some local soreness and redness may occur for 2 to 3 days. The following precautions
should be observed:
(1) Adolescents and adults who have been exposed to diphtheria but have
not been previously immunized should be both Schick-tested and given the Schick
control test before receiving a regular injection of diphtheria toxoid. The Schick test
measures an individual's immunity to diphtheria. Such testing and the use of special
preparations for adults is due to the frequency of severe reactions in adults to diphtheria
(2) Because of the pertussis component, this preparation is contraindicated
in upper respiratory infection.
NOTE: A preparation called adsorbed diphtheria and tetanus toxoids, which does not
contain the pertussis vaccine, is also available.
a. Cholera Vaccine. Cholera vaccine is a sterile suspension of killed Vibrio
comma. It is used for the protective vaccination of individuals living or traveling in areas
where cholera is prevalent. Immunity lasts 4 to 6 months. As for side effects, malaise,
fever, chills, and pain and swelling at the site of injection may occur.
b. Plague Vaccine. This is a sterile suspension of killed plague bacilli (Yersinia
pestis). Partial protection persists for 4 to 6 months. The vaccine does not consistently
protect against bubonic (plague) infection, but it does improve chance of recovery.
Local and systemic reactions to this vaccine, which occur frequently, include malaise,
headache, local swelling, and slight fever. It is not advisable to administer this vaccine
to clients with an upper respiratory infection.
c. Typhoid Vaccine. Typhoid vaccine is a sterile suspension of killed typhoid
bacilli (Salmonella typhi) for injection. This vaccine is used for prophylaxis against
typhoid fever. Local reactions may include inflammation, swelling, and pain lasting for
48 hours. Systemic reactions consist of fever, malaise, headache, and nausea.
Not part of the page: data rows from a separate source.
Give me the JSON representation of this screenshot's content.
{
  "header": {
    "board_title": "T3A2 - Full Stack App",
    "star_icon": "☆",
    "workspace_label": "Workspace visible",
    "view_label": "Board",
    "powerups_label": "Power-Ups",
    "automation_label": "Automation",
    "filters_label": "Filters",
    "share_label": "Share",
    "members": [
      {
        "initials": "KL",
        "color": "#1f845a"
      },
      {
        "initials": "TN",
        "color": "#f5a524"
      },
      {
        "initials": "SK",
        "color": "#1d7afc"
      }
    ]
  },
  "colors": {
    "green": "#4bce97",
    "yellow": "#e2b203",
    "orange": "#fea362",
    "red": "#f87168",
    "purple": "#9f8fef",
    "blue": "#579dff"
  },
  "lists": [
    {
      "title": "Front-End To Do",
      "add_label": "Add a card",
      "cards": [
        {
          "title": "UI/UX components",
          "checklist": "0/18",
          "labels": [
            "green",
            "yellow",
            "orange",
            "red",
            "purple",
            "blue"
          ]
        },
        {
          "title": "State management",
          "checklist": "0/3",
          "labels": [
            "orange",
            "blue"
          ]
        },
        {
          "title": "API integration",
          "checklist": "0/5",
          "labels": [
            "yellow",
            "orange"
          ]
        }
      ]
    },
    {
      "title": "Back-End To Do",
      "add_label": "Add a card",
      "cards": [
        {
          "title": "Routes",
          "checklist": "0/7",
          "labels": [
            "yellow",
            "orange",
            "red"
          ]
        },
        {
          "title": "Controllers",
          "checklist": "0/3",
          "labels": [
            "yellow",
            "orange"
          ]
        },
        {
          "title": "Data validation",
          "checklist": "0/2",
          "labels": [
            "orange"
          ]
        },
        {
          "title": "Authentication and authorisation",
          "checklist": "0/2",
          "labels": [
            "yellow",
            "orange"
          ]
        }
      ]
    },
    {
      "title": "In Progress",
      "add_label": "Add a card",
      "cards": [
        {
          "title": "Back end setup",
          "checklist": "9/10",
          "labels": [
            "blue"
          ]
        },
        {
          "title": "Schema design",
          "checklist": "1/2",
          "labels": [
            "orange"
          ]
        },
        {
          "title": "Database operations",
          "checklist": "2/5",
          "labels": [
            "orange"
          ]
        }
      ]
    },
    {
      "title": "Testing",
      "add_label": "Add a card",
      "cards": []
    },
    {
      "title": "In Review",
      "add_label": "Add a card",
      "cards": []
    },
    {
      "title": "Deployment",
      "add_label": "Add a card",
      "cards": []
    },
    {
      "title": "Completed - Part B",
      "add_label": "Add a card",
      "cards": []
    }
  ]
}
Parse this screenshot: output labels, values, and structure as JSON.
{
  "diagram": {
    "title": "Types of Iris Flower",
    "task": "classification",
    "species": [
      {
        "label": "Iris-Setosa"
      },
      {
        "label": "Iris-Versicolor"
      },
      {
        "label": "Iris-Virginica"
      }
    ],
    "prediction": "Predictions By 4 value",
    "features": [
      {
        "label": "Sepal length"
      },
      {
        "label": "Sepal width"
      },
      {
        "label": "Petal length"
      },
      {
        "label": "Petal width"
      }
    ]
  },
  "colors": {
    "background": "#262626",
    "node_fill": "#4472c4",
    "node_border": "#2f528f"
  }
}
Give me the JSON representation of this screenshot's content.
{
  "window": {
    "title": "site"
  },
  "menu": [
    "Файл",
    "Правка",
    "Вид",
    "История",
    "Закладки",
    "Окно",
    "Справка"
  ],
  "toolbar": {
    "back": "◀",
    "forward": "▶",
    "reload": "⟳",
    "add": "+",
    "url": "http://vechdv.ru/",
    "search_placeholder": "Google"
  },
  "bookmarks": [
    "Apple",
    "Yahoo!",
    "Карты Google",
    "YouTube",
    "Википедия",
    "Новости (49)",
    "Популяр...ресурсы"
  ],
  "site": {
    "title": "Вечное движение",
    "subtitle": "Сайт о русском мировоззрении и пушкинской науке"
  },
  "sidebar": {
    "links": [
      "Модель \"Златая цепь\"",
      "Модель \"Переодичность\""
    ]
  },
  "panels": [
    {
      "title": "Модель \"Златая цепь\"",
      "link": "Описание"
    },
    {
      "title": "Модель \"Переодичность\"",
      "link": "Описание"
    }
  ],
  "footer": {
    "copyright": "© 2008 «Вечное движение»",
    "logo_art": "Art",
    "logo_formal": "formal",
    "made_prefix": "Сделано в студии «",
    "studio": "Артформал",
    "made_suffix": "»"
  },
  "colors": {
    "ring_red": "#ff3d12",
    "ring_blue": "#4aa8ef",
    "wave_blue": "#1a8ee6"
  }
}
The
inoculated person should avoid strenuous exercise for 24 hours.
5-10. VIRAL VACCINES
a. Live Oral Poliovirus Vaccine. The form of poliovirus vaccine available in
Army supply channels is a combination of the three types of live, attenuated
polioviruses, known as type 1, type 2, and type 3. Thus, this preparation is often called
trivalent live oral poliovirus vaccine. The ingested live viruses replicate in the intestine
and stimulate the production of both systemic and intestinal antibodies. The result is a
solid immunity to virulent polioviruses. Administration should be postponed in the
presence of GI upset. This drug must never be administered parenterally. The need for
a booster has not been established.